Records from a data source:
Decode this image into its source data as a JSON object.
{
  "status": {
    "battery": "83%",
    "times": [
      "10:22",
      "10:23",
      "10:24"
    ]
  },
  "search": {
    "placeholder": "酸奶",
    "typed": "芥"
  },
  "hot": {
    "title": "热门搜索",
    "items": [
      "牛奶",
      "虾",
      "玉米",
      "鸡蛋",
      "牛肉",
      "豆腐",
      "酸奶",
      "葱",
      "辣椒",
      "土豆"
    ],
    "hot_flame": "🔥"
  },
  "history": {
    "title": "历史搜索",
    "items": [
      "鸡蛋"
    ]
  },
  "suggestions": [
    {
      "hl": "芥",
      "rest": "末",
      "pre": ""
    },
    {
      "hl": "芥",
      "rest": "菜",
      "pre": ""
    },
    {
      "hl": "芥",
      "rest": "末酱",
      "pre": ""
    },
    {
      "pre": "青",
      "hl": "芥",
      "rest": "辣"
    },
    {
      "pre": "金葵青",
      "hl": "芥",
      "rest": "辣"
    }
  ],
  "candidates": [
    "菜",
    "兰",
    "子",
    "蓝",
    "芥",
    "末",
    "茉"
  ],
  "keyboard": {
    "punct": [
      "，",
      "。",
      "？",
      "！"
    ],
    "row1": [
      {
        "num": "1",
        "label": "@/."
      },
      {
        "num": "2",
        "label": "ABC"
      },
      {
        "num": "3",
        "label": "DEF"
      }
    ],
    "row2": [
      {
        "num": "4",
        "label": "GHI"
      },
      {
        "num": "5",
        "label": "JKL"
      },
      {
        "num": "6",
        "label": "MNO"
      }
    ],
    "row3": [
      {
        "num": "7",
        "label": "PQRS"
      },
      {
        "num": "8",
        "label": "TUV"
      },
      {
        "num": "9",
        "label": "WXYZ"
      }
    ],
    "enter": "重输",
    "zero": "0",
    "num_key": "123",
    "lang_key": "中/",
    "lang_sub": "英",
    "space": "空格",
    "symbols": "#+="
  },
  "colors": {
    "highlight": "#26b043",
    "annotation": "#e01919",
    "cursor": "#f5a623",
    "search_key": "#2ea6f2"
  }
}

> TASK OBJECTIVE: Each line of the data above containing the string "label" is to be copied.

> ANSWER BOX:
        "label": "@/."
        "label": "ABC"
        "label": "DEF"
        "label": "GHI"
        "label": "JKL"
        "label": "MNO"
        "label": "PQRS"
        "label": "TUV"
        "label": "WXYZ"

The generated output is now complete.